Repeat exactly, and only, the lines of the material below from the one that contains "What's the underlying" through its final line.
%%
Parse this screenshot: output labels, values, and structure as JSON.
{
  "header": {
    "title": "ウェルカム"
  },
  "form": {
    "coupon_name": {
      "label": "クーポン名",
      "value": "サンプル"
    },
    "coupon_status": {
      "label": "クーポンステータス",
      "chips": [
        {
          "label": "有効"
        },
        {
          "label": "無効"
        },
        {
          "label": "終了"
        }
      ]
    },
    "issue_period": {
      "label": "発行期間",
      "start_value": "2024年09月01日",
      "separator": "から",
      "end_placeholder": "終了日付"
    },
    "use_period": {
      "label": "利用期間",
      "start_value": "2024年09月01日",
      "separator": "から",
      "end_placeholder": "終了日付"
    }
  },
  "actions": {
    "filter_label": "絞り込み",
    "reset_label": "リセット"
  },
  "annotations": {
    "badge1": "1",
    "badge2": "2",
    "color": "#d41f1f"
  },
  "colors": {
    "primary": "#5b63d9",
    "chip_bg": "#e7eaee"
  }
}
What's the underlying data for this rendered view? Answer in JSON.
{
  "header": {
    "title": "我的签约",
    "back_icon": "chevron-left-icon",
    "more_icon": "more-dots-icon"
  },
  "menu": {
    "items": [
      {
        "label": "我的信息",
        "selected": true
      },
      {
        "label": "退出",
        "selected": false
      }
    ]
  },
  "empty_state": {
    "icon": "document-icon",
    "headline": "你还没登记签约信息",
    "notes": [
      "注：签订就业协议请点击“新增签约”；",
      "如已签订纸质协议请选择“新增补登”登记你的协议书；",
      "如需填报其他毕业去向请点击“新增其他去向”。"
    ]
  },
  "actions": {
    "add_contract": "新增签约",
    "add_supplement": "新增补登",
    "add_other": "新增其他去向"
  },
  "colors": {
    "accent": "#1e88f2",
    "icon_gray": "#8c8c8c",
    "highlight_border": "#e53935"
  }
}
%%
Solved problem:
What's the underlying data for this rendered view? Answer in JSON.
{
  "header": {
    "title": "我的签约",
    "back_icon": "chevron-left-icon",
    "more_icon": "more-dots-icon"
  },
  "menu": {
    "items": [
      {
        "label": "我的信息",
        "selected": true
      },
      {
        "label": "退出",
        "selected": false
      }
    ]
  },
  "empty_state": {
    "icon": "document-icon",
    "headline": "你还没登记签约信息",
    "notes": [
      "注：签订就业协议请点击“新增签约”；",
      "如已签订纸质协议请选择“新增补登”登记你的协议书；",
      "如需填报其他毕业去向请点击“新增其他去向”。"
    ]
  },
  "actions": {
    "add_contract": "新增签约",
    "add_supplement": "新增补登",
    "add_other": "新增其他去向"
  },
  "colors": {
    "accent": "#1e88f2",
    "icon_gray": "#8c8c8c",
    "highlight_border": "#e53935"
  }
}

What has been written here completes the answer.